> _WHAT TO DO_
Output each record exactly as given. Leave out every picture.

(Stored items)
=== Begin Enclosure ===

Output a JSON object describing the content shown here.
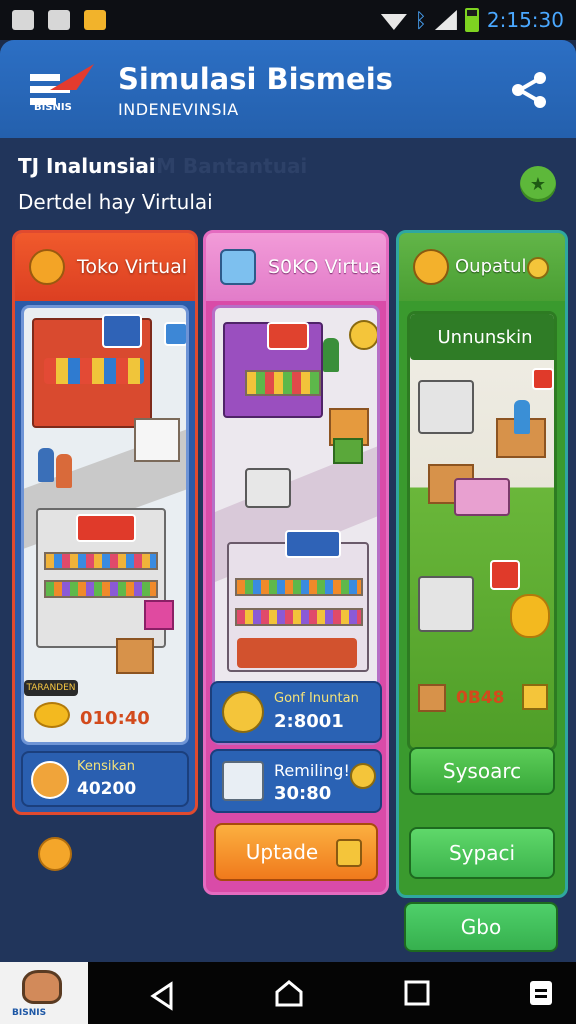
{
  "status_bar": {
    "time": "2:15:30"
  },
  "header": {
    "title": "Simulasi Bismeis",
    "subtitle": "INDENEVINSIA",
    "logo_tag": "BISNIS",
    "share_icon": "share-icon"
  },
  "intro": {
    "line1": "TJ Inalunsiai",
    "line1_faded": "M Bantantuai",
    "line2": "Dertdel hay Virtulai"
  },
  "columns": [
    {
      "label": "Toko Virtual",
      "icon": "box-icon",
      "ribbon": "TARANDEN",
      "price": "010:40",
      "stat_label": "Kensikan",
      "stat_value": "40200"
    },
    {
      "label": "S0KO Virtua",
      "icon": "cube-icon",
      "stat1_label": "Gonf Inuntan",
      "stat1_value": "2:8001",
      "stat2_label": "Remiling!",
      "stat2_value": "30:80",
      "button": "Uptade"
    },
    {
      "label": "Oupatul",
      "icon": "bag-icon",
      "banner": "Unnunskin",
      "price": "0B48",
      "button1": "Sysoarc",
      "button2": "Sypaci",
      "button3": "Gbo"
    }
  ],
  "nav": {
    "thumb_label": "BISNIS"
  },
  "colors": {
    "header": "#2c6fc4",
    "background": "#21355b",
    "accent_orange": "#f28a1c",
    "accent_green": "#4cc35a"
  }
}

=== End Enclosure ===

> _RESULT FOR THIS EXERCISE_
Output a JSON object describing the content shown here.
{
  "status_bar": {
    "time": "2:15:30"
  },
  "header": {
    "title": "Simulasi Bismeis",
    "subtitle": "INDENEVINSIA",
    "logo_tag": "BISNIS",
    "share_icon": "share-icon"
  },
  "intro": {
    "line1": "TJ Inalunsiai",
    "line1_faded": "M Bantantuai",
    "line2": "Dertdel hay Virtulai"
  },
  "columns": [
    {
      "label": "Toko Virtual",
      "icon": "box-icon",
      "ribbon": "TARANDEN",
      "price": "010:40",
      "stat_label": "Kensikan",
      "stat_value": "40200"
    },
    {
      "label": "S0KO Virtua",
      "icon": "cube-icon",
      "stat1_label": "Gonf Inuntan",
      "stat1_value": "2:8001",
      "stat2_label": "Remiling!",
      "stat2_value": "30:80",
      "button": "Uptade"
    },
    {
      "label": "Oupatul",
      "icon": "bag-icon",
      "banner": "Unnunskin",
      "price": "0B48",
      "button1": "Sysoarc",
      "button2": "Sypaci",
      "button3": "Gbo"
    }
  ],
  "nav": {
    "thumb_label": "BISNIS"
  },
  "colors": {
    "header": "#2c6fc4",
    "background": "#21355b",
    "accent_orange": "#f28a1c",
    "accent_green": "#4cc35a"
  }
}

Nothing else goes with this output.